It’s well-known that being overweight increases the risk of osteoarthritis (OA), the “wear-and-tear” form of arthritis that occurs when the cartilage that cushions the joints deteriorates over time. That’s especially an issue when it comes to OA in weight-bearing joints such as your knees. Every time you walk, your knees experience a force that’s equal to 1.5 times your total body weight. The heavier you weigh, the greater that force on your knees is.
While losing weight can help reduce your risk of OA or ease your symptoms if you already have the condition, it turns out that being physically active is also really important. Yes, exercise physically stresses your joints, but a new study suggests that some stress in the form of physical activity is a good thing.
The study, which was led by Dana Voinier, MD, of the University of Delaware, relied on data from 964 people who are part of the Multicenter Osteoarthritis Study. Researchers had access to information about the body mass index (BMI) of participants as well as how many steps they averaged each day (as measured by accelerometers). They also compared cartilage damage as measured by MRIs.
As expected, the researchers found that, among participants who logged a moderate (6,000 to 7,900) or high (more than 7,900) number of steps each day, those who were obese (BMI greater than 31) were more likely to have worse damage in their knees compared to those who were thinner.

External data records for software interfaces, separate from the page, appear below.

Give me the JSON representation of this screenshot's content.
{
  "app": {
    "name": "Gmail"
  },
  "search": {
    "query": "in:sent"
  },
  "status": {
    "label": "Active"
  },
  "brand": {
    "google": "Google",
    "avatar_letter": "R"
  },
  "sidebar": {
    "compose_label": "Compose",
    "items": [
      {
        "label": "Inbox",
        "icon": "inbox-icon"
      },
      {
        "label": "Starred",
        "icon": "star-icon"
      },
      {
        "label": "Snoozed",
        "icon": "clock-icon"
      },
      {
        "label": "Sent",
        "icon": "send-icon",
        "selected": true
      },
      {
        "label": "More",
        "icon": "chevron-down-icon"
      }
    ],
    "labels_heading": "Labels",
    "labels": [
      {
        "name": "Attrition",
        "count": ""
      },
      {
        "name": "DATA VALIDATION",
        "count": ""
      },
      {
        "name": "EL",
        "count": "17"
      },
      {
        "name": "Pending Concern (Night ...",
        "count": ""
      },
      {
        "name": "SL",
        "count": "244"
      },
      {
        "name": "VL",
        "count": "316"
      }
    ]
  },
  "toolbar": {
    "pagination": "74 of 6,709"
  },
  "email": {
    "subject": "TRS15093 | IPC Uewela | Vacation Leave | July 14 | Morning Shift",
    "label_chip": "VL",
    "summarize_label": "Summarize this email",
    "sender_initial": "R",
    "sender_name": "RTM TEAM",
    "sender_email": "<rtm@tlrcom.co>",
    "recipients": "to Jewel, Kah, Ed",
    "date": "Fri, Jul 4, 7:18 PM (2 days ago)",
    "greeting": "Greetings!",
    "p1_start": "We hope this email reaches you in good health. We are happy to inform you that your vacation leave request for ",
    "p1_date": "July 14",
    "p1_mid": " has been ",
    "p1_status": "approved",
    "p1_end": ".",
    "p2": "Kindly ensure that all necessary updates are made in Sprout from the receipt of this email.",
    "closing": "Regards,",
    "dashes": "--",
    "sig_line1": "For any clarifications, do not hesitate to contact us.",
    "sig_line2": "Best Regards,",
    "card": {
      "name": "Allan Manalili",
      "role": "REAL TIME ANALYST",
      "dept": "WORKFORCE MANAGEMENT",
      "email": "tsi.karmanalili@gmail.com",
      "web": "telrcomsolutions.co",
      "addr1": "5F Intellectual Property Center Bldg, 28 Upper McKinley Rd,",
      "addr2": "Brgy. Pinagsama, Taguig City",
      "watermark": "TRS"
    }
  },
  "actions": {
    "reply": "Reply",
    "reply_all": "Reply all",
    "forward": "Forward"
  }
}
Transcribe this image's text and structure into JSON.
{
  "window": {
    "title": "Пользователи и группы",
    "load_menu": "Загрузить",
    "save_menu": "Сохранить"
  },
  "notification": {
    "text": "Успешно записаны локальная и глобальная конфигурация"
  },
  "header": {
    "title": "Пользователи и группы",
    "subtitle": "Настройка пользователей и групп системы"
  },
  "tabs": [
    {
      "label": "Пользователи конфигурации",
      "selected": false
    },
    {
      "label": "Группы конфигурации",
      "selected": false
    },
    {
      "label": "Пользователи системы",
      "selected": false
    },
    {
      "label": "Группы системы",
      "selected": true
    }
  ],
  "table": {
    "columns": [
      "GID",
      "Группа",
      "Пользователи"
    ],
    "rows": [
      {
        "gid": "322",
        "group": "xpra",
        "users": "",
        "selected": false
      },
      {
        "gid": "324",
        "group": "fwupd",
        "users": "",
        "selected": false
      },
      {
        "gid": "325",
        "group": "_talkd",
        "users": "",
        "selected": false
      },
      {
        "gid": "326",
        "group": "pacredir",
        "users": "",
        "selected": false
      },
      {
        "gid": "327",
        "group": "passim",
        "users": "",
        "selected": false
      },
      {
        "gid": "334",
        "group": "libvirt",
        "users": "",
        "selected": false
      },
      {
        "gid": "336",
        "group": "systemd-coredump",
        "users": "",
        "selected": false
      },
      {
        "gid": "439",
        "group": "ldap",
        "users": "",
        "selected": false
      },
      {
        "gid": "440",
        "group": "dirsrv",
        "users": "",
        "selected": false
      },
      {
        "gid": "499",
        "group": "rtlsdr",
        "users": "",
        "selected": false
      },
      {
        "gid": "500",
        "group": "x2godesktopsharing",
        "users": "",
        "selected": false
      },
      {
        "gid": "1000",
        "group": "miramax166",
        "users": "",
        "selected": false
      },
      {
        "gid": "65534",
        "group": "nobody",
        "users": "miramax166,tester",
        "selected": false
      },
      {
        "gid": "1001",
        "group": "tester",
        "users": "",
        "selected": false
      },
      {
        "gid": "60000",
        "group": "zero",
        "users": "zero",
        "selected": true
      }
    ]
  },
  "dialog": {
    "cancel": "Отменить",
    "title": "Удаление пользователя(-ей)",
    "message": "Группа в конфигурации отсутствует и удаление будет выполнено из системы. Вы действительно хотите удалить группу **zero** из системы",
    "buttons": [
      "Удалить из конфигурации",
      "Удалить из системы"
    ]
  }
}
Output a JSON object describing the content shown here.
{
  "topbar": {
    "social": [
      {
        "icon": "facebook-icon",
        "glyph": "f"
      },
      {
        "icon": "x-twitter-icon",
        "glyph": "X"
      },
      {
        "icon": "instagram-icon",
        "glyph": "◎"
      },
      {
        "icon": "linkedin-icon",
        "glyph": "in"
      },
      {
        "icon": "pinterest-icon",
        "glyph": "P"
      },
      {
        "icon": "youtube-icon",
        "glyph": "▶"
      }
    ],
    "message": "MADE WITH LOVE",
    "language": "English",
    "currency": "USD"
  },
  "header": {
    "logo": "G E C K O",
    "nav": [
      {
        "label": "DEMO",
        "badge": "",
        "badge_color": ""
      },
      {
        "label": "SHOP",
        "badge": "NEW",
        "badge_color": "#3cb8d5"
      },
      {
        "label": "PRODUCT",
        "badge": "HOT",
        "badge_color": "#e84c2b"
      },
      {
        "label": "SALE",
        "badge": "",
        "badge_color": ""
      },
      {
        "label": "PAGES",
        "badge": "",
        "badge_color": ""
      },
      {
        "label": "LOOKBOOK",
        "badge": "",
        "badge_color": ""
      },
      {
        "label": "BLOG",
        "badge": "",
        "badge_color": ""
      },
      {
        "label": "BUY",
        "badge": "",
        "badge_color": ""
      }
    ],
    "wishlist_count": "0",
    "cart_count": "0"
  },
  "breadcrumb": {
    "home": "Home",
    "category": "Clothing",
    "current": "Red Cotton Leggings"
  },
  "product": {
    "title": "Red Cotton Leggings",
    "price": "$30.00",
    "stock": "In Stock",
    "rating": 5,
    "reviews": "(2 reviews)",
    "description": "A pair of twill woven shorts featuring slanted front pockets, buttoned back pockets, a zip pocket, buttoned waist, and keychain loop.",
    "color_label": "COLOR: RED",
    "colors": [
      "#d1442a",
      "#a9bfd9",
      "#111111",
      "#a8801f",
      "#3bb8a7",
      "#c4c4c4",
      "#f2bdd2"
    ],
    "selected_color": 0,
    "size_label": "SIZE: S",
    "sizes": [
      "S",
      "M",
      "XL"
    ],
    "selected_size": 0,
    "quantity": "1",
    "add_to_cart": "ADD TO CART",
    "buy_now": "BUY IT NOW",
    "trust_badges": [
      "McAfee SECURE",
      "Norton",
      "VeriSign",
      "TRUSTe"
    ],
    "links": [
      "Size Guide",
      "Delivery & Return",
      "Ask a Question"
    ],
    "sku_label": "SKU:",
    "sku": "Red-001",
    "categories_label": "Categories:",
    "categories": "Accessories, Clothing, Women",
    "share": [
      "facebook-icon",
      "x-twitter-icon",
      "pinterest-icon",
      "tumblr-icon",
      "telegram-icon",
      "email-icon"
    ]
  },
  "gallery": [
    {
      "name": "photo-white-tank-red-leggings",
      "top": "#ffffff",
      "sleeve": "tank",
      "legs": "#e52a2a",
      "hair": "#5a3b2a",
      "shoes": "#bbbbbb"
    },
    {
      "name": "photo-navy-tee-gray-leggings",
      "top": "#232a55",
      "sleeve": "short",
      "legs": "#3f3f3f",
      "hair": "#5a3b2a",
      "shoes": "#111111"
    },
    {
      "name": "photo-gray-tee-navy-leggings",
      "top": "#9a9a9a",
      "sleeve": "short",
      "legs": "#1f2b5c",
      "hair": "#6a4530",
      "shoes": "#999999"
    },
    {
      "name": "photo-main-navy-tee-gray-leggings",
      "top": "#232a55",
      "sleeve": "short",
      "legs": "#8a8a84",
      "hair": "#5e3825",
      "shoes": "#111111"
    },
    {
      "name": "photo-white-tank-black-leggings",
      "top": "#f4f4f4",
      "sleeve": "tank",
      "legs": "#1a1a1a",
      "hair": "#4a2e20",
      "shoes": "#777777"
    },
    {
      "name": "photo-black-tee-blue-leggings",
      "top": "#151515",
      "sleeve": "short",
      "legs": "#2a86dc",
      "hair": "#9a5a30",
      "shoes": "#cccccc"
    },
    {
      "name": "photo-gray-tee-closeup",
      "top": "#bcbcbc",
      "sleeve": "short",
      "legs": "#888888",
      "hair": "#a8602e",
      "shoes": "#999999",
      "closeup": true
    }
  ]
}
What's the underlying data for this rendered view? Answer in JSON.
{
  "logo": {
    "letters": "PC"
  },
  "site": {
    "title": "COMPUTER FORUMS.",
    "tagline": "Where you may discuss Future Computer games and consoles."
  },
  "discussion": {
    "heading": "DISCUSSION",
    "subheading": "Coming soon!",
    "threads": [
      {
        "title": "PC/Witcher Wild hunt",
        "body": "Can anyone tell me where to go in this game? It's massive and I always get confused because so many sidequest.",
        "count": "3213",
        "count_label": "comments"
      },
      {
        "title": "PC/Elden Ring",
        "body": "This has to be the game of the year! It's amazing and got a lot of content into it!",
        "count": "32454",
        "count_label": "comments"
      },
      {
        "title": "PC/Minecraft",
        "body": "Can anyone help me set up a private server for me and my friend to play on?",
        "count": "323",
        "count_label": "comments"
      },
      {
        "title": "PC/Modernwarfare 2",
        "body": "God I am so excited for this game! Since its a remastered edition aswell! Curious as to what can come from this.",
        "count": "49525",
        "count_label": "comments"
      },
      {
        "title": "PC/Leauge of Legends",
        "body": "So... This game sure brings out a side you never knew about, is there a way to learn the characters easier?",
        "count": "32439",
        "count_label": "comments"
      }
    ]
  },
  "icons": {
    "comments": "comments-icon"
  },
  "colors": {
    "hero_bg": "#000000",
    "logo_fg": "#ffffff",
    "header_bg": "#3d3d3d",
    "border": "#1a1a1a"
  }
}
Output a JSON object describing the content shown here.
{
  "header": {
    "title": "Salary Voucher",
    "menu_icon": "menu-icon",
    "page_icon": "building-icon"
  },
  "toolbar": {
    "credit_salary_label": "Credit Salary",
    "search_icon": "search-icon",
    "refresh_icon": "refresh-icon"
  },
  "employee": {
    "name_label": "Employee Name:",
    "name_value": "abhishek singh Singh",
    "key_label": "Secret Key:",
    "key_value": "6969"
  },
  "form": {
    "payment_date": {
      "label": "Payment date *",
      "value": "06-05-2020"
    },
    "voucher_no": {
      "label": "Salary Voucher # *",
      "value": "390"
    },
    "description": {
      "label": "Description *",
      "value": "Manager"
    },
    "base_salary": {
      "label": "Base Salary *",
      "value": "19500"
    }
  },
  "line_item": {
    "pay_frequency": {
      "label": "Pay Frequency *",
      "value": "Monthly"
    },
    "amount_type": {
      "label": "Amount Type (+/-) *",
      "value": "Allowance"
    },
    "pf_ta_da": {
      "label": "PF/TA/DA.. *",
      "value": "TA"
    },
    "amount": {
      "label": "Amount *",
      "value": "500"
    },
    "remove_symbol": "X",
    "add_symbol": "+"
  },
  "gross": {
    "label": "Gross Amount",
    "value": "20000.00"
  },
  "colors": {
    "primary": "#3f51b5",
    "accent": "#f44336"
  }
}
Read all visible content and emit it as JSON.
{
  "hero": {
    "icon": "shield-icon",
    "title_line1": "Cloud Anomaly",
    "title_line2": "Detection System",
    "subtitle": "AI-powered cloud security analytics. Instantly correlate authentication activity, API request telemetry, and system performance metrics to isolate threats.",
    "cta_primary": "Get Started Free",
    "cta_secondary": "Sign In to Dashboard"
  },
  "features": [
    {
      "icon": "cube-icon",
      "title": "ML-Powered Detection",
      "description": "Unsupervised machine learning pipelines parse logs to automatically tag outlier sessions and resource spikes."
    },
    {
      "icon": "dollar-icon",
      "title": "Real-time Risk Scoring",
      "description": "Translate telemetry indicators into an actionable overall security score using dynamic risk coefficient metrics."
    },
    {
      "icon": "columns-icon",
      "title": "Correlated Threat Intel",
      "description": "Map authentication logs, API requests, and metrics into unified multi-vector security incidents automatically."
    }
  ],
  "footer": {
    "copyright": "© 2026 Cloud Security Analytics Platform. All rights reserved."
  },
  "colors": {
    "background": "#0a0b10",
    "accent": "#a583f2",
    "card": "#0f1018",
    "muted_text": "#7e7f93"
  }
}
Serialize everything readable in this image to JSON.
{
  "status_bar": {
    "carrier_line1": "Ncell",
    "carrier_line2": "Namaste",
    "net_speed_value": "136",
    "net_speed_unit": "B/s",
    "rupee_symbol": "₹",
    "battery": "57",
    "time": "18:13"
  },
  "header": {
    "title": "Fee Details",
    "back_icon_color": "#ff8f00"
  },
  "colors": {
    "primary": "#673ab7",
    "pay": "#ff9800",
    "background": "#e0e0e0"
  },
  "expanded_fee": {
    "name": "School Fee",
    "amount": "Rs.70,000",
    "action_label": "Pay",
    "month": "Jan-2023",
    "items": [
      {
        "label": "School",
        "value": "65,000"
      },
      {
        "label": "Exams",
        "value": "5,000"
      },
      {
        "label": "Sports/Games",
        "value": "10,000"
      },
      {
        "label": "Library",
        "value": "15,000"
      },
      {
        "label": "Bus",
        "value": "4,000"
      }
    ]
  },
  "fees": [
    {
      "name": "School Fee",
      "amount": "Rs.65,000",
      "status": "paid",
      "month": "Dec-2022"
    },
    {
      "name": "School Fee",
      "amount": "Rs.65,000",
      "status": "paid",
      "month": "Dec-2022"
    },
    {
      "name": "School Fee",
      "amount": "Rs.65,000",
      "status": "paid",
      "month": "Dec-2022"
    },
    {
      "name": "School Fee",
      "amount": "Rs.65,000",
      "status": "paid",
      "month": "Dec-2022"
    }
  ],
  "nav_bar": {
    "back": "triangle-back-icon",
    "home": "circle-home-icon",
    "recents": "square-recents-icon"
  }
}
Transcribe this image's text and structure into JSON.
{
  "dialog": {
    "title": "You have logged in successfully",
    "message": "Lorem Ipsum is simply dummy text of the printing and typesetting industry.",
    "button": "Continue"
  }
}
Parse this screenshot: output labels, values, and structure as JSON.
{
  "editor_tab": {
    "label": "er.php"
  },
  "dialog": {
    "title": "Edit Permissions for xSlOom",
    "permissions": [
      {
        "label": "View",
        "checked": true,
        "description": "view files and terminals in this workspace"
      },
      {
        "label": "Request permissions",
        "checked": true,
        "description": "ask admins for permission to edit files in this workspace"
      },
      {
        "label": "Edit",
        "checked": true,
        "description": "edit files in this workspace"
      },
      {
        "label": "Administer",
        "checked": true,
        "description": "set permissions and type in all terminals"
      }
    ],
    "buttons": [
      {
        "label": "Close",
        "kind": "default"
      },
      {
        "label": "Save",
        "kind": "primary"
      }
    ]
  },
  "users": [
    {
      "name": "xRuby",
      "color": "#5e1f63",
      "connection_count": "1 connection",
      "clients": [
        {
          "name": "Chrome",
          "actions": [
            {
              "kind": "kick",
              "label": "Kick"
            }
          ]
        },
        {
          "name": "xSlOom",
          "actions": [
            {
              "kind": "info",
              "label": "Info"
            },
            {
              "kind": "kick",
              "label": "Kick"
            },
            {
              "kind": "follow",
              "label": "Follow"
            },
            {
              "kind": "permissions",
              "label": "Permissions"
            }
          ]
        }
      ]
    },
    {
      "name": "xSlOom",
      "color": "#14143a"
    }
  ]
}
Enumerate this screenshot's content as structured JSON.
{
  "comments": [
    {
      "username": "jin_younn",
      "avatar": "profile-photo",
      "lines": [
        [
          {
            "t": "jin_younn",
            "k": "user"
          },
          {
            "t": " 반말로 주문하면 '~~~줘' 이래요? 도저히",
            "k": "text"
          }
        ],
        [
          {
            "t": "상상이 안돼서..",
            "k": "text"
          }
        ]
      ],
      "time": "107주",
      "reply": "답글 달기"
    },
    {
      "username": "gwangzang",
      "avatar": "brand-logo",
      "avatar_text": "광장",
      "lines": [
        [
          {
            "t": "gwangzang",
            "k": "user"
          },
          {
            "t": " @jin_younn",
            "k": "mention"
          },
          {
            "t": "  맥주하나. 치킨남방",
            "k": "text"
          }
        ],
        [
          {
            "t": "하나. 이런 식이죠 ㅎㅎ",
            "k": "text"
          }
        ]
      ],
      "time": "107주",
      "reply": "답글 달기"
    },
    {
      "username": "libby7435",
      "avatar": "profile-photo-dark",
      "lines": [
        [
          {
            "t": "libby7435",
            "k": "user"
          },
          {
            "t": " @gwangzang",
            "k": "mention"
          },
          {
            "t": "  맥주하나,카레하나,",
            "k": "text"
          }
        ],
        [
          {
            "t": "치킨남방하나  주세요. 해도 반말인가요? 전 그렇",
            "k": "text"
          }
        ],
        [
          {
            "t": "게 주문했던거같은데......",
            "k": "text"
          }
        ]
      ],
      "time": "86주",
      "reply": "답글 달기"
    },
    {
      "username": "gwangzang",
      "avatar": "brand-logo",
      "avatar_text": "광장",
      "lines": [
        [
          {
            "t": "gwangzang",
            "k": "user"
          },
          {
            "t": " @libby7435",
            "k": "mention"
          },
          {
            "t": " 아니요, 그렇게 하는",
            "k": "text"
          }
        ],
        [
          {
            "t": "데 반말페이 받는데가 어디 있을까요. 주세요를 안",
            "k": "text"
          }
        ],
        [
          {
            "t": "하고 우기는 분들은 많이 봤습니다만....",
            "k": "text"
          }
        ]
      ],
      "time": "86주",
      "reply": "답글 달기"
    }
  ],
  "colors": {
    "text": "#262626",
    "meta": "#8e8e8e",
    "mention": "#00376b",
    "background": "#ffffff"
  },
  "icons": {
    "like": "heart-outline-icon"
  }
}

However, they also learned that BMI wasn’t the only thing that mattered: When they focused solely on the lower BMI group (BMI 18 to 27), they found that those who averaged relatively few steps per day (fewer than 6,000) were significantly more apt to have worse knee joint damage compared to those with a BMI in the same range who walked a lot (more than 7,900 steps a day).
“While knee arthritis is commonly thought to be due to overloading, that is doing ‘too much,’ we find that some patients may be underloading their knees by not doing enough,” Dr. Voinier told Healio.com/Orthopedics. “Walking is a common activity for people to do and is a fantastic way to keep your knees as healthy as possible.”
The study was published in the journal Arthritis & Rheumatology.
Found This Study Interesting? Here’s How You Can Be Part of Arthritis Research
If you are diagnosed with arthritis or another musculoskeletal condition, we encourage you to participate in future studies by joining CreakyJoints’ patient research registry, ArthritisPower. ArthritisPower is the first-ever patient-led, patient-centered research registry for joint, bone, and inflammatory skin conditions. Learn more and sign up here.
Study investigates links between BMI, walking with cartilage damage in the knee. Healio Orthopaedics Today. https://www.healio.com/orthopedics/sports-medicine/news/online/%7B80aba42a-a263-4bae-a8f8-9545c452a3ac%7D/study-investigates-links-between-bmi-walking-with-cartilage-damage-in-the-knee.
Voinier D, et al. Using Cumulative Load to Explain How Body Mass Index and Daily Walking Relate to Worsening Knee Cartilage Damage Over Two Years: The MOST Study. Arthritis & Rheumatology. November 2019. doi: https://doi.org/10.1002/art.41181.
Why weight matters when it comes to joint pain. Harvard Health Publishing. https://www.health.harvard.edu/pain/why-weight-matters-when-it-comes-to-joint-pain.